After years of waiting, Democrats have finally advanced early voting and other election reforms in the state Legislature.
With majority control of the state Assembly and Senate, Democrats passed seven bills to bolster New York's election system. The legislative package includes a nine-day early voting period before Election Day, consolidating the federal, state and local primaries, and placing a cap on donations from limited liability corporations to candidates.
Democrats have long pushed for many of the reforms. Before this year, Republicans controlled the state Senate. The bills received support in the Assembly, where Democrats hold the majority. But the legislation didn't advance in the GOP-led Senate.
That changed this year. Democrats now hold a majority of seats in the Senate and made election reform a top priority. Legislative leaders announced last week that the package would be voted on Monday.
All of the proposals received bipartisan support. A constitutional amendment to allow for no-excuse absentee voting passed by a 56-5 vote in the state Senate. A separate bill that would amend the constitution to allow same-day voter registration passed by a 44-17 margin. Both measures will need to be approved the state Legislature in 2020 or 2021 before it's considered by voters.
Other bills approved by the state Legislature include preregistering 16- and 17-year-olds when they apply for a permit or license at the state Department of Motor Vehicles and allowing New Yorkers to transfer registration if they move within the state.
Democrats hailed the passage of the bills. Senate Majority Leader Andrea Stewart-Cousins joked at the beginning of a press conference Monday afternoon that they were there to "urge our Republican colleagues to take up our bills" — an acknowledgment of the conference's past struggles in advancing election reform proposals.
Stewart-Cousins noted that other states already have early voting and allow same-day voter registration.
"It's time for New York to catch up so that we can actually lead," she said.
Advocates praised the quick action on the electoral reform package. A coalition of activists joined Democrats for the press conference.
Susan Lerner, executive director of Common Cause/NY and a founding member of the Let NY Vote coalition that pushed for early voting and other bills, called the reforms long overdue.
"For years, New Yorkers have been demanding efficient, equitable and accessible elections and, finally, on the first full day of the legislative session both the Assembly and the new Senate majority, responded with a robust package of voting reforms, making clear their commitment to democracy," Lerner said.
While there was some Republican support, other GOP senators opposed all or most of the bills. State Sen. Cathy Young, a Southern Tier Republican, spoke out against the measures. She repeatedly mentioned the costs of implementing early voting and other reforms, and the unfunded mandates passed down to local governments.
Young raised many questions about the cost of adopting early voting. Democrats estimated the cost to be $10 million, but Young cited other estimates that suggested the price tag was closer to $30 million.
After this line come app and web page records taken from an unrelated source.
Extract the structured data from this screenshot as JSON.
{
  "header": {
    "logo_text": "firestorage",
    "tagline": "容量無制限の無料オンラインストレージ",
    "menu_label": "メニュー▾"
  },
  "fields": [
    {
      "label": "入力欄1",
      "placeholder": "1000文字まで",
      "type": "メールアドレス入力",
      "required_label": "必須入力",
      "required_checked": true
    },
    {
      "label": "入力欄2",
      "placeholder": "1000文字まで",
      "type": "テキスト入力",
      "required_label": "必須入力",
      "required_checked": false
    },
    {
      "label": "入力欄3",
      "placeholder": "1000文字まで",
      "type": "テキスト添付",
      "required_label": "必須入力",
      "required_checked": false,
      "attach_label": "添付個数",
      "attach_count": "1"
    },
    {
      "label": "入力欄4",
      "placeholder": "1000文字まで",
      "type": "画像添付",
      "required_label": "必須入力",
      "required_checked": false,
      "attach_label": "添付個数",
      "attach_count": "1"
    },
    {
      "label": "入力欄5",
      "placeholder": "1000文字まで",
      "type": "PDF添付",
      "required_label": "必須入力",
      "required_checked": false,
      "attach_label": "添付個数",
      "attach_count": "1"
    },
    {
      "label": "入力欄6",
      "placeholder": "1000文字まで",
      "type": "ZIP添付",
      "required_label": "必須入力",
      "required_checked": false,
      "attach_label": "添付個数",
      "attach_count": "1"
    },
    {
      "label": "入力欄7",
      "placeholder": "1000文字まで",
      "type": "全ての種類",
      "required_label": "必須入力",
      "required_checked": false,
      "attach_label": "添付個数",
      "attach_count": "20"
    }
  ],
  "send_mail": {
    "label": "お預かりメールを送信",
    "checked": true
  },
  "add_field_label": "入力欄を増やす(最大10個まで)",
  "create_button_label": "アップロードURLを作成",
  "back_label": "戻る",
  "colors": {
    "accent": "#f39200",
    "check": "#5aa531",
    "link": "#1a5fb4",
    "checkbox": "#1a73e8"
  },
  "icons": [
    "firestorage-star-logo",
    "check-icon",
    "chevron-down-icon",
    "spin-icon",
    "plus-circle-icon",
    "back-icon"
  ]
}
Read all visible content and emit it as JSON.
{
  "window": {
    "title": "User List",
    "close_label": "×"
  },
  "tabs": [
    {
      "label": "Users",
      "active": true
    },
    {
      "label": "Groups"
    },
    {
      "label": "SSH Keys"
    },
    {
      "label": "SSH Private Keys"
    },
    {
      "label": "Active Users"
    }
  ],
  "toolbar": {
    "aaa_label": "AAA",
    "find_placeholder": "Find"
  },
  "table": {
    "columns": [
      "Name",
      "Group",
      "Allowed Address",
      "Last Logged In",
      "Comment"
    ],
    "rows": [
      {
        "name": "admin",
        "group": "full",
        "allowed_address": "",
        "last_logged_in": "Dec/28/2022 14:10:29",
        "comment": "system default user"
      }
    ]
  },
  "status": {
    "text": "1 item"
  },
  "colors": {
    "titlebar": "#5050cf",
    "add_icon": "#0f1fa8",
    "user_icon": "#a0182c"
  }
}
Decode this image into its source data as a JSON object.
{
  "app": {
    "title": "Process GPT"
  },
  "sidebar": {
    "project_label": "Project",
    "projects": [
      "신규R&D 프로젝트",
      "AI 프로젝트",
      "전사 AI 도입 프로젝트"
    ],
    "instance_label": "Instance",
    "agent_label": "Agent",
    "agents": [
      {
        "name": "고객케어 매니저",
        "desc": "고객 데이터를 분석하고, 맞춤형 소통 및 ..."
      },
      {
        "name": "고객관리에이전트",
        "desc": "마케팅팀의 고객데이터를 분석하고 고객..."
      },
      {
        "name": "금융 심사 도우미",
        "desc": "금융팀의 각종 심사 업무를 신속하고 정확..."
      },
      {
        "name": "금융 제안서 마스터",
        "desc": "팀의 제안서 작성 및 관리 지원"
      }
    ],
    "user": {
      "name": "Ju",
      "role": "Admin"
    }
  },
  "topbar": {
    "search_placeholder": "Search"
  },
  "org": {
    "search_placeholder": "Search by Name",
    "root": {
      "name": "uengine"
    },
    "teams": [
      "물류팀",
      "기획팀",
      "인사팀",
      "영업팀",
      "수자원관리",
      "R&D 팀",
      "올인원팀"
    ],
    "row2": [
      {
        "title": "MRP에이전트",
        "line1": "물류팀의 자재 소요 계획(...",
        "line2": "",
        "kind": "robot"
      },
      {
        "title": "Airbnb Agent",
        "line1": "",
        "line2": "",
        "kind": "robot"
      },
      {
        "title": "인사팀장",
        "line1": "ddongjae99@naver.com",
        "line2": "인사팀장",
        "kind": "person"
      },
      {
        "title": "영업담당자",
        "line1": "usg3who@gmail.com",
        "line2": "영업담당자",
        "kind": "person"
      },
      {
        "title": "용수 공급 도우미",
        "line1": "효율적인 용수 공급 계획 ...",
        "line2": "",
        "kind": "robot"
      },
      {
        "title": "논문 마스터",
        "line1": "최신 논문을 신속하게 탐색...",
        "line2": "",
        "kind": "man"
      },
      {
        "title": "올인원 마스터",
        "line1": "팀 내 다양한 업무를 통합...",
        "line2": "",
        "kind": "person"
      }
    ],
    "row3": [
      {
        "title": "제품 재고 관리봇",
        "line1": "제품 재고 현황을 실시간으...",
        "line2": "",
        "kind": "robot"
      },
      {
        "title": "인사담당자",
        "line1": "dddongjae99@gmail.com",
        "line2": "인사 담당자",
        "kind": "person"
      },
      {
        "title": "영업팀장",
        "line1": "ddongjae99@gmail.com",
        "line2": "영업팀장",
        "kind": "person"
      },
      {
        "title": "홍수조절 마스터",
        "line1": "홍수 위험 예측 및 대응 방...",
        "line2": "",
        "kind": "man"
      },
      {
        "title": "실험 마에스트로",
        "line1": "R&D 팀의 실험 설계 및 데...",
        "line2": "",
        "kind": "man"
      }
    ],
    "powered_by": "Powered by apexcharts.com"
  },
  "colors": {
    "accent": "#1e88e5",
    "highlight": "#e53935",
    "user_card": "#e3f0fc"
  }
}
She also criticized the speed at which Democrats advanced early voting and other election proposals.
"This is just being rushed through and it's really truly a problem for the people of this state," she said. "We don't know how much money will be allocated in the budget to cover these significant costs."
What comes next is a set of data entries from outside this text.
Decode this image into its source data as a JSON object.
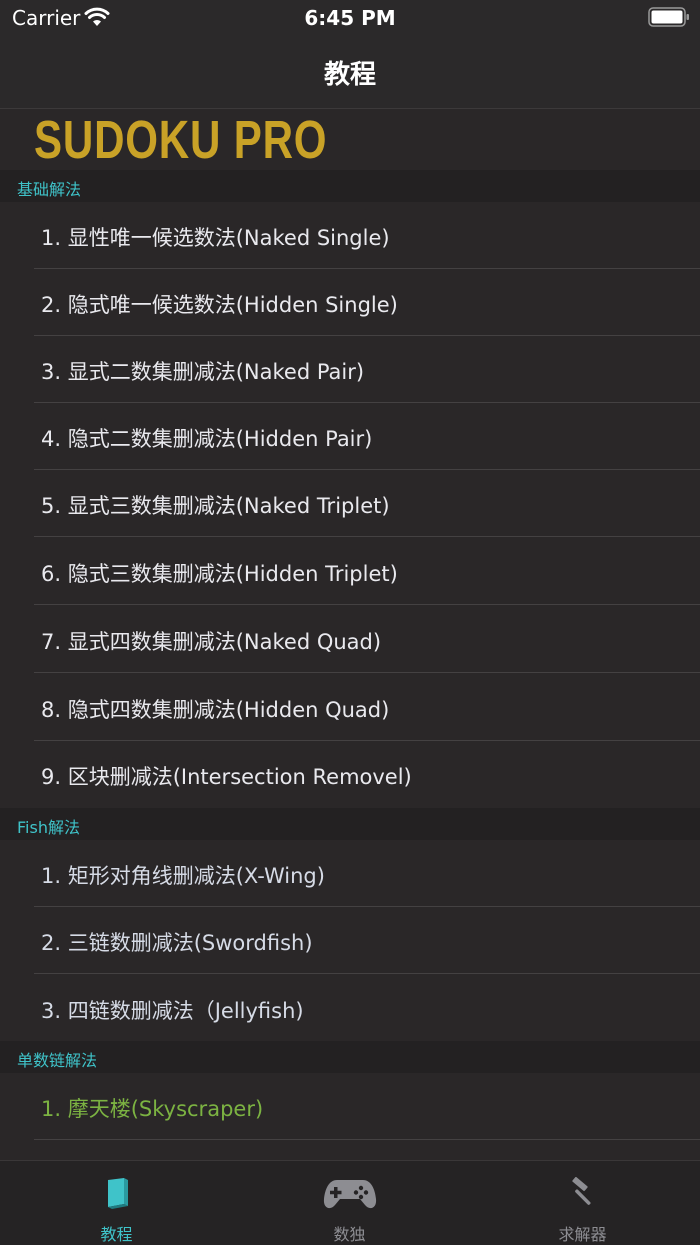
{
  "status_bar": {
    "carrier": "Carrier",
    "time": "6:45 PM"
  },
  "nav": {
    "title": "教程"
  },
  "logo": {
    "text": "SUDOKU PRO",
    "color": "#c9a227"
  },
  "sections": [
    {
      "title": "基础解法",
      "items": [
        "1. 显性唯一候选数法(Naked Single)",
        "2. 隐式唯一候选数法(Hidden Single)",
        "3. 显式二数集删减法(Naked Pair)",
        "4. 隐式二数集删减法(Hidden Pair)",
        "5. 显式三数集删减法(Naked Triplet)",
        "6. 隐式三数集删减法(Hidden Triplet)",
        "7. 显式四数集删减法(Naked Quad)",
        "8. 隐式四数集删减法(Hidden Quad)",
        "9. 区块删减法(Intersection Removel)"
      ]
    },
    {
      "title": "Fish解法",
      "items": [
        "1. 矩形对角线删减法(X-Wing)",
        "2. 三链数删减法(Swordfish)",
        "3. 四链数删减法（Jellyfish)"
      ]
    },
    {
      "title": "单数链解法",
      "items": [
        "1. 摩天楼(Skyscraper)"
      ]
    }
  ],
  "tabs": [
    {
      "label": "教程",
      "icon": "book-icon",
      "active": true
    },
    {
      "label": "数独",
      "icon": "gamepad-icon",
      "active": false
    },
    {
      "label": "求解器",
      "icon": "hammer-icon",
      "active": false
    }
  ],
  "colors": {
    "accent": "#3fc3c9",
    "highlight_item": "#7cb342",
    "background": "#2a2728"
  }
}
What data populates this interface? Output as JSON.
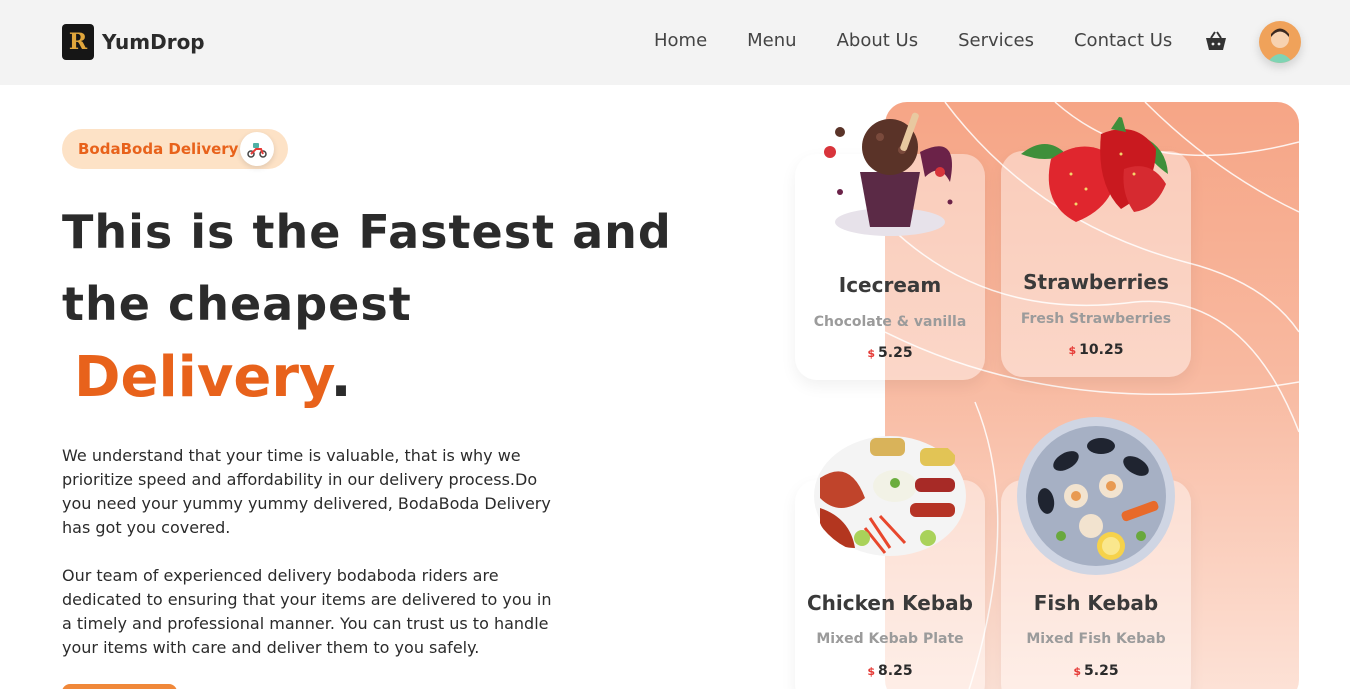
{
  "brand": {
    "name": "YumDrop",
    "logo_letter": "R"
  },
  "nav": [
    "Home",
    "Menu",
    "About Us",
    "Services",
    "Contact Us"
  ],
  "header_icons": {
    "cart": "basket-icon",
    "profile": "user-avatar"
  },
  "hero": {
    "badge": "BodaBoda Delivery",
    "badge_icon": "scooter-icon",
    "title_line1": "This is the Fastest and",
    "title_line2": "the cheapest",
    "accent": "Delivery",
    "accent_suffix": ".",
    "paragraph1": "We understand that your time is valuable, that is why we prioritize speed and affordability in our delivery process.Do you need your yummy yummy delivered, BodaBoda Delivery has got you covered.",
    "paragraph2": "Our team of experienced delivery bodaboda riders are dedicated to ensuring that your items are delivered to you in a timely and professional manner. You can trust us to handle your items with care and deliver them to you safely."
  },
  "cards": [
    {
      "title": "Icecream",
      "subtitle": "Chocolate & vanilla",
      "currency": "$",
      "price": "5.25"
    },
    {
      "title": "Strawberries",
      "subtitle": "Fresh Strawberries",
      "currency": "$",
      "price": "10.25"
    },
    {
      "title": "Chicken Kebab",
      "subtitle": "Mixed Kebab Plate",
      "currency": "$",
      "price": "8.25"
    },
    {
      "title": "Fish Kebab",
      "subtitle": "Mixed Fish Kebab",
      "currency": "$",
      "price": "5.25"
    }
  ],
  "colors": {
    "accent": "#e8621b",
    "badge_bg": "#fde2c6",
    "panel_top": "#f6a586",
    "price_currency": "#e53935"
  }
}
Earlier in the day, Stewart-Cousins said Gov. Andrew Cuomo will have millions in his budget proposal to help counties implement early voting and other election reforms.
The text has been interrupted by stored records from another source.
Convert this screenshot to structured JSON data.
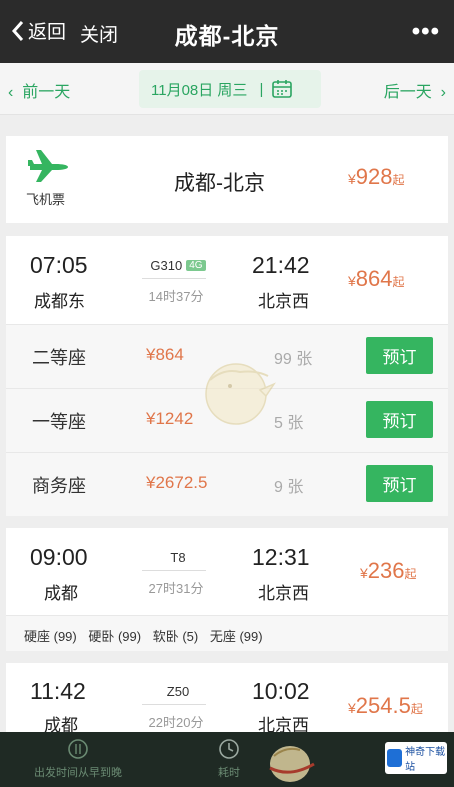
{
  "header": {
    "back_label": "返回",
    "close_label": "关闭",
    "title": "成都-北京",
    "more_label": "•••"
  },
  "datebar": {
    "prev_label": "前一天",
    "date_label": "11月08日 周三",
    "next_label": "后一天"
  },
  "flight": {
    "type_label": "飞机票",
    "route": "成都-北京",
    "currency": "¥",
    "price": "928",
    "suffix": "起"
  },
  "trains": [
    {
      "dep_time": "07:05",
      "dep_station": "成都东",
      "train_no": "G310",
      "badge": "4G",
      "duration": "14时37分",
      "arr_time": "21:42",
      "arr_station": "北京西",
      "currency": "¥",
      "price": "864",
      "suffix": "起",
      "seats": [
        {
          "name": "二等座",
          "price": "¥864",
          "count": "99 张",
          "book": "预订"
        },
        {
          "name": "一等座",
          "price": "¥1242",
          "count": "5 张",
          "book": "预订"
        },
        {
          "name": "商务座",
          "price": "¥2672.5",
          "count": "9 张",
          "book": "预订"
        }
      ]
    },
    {
      "dep_time": "09:00",
      "dep_station": "成都",
      "train_no": "T8",
      "duration": "27时31分",
      "arr_time": "12:31",
      "arr_station": "北京西",
      "currency": "¥",
      "price": "236",
      "suffix": "起",
      "availability": [
        "硬座 (99)",
        "硬卧 (99)",
        "软卧 (5)",
        "无座 (99)"
      ]
    },
    {
      "dep_time": "11:42",
      "dep_station": "成都",
      "train_no": "Z50",
      "duration": "22时20分",
      "arr_time": "10:02",
      "arr_station": "北京西",
      "currency": "¥",
      "price": "254.5",
      "suffix": "起"
    }
  ],
  "bottombar": {
    "tab1_label": "出发时间从早到晚",
    "tab2_label": "耗时"
  },
  "watermark": {
    "text": "神奇下载站"
  },
  "colors": {
    "accent_green": "#2aa561",
    "price_orange": "#e0764a",
    "button_green": "#35b560",
    "topbar": "#2b2b2b"
  }
}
The voting reforms are part of Cuomo's 2019 agenda. He also wants to make Election Day a state holiday, which wasn't part of the package passed by the state Legislature.
Other reforms he supports include banning corporate contributions to campaigns and expanding voting hours for primary elections in upstate New York.
Cuomo will outline his full agenda Tuesday. He will deliver his executive budget presentation in Albany.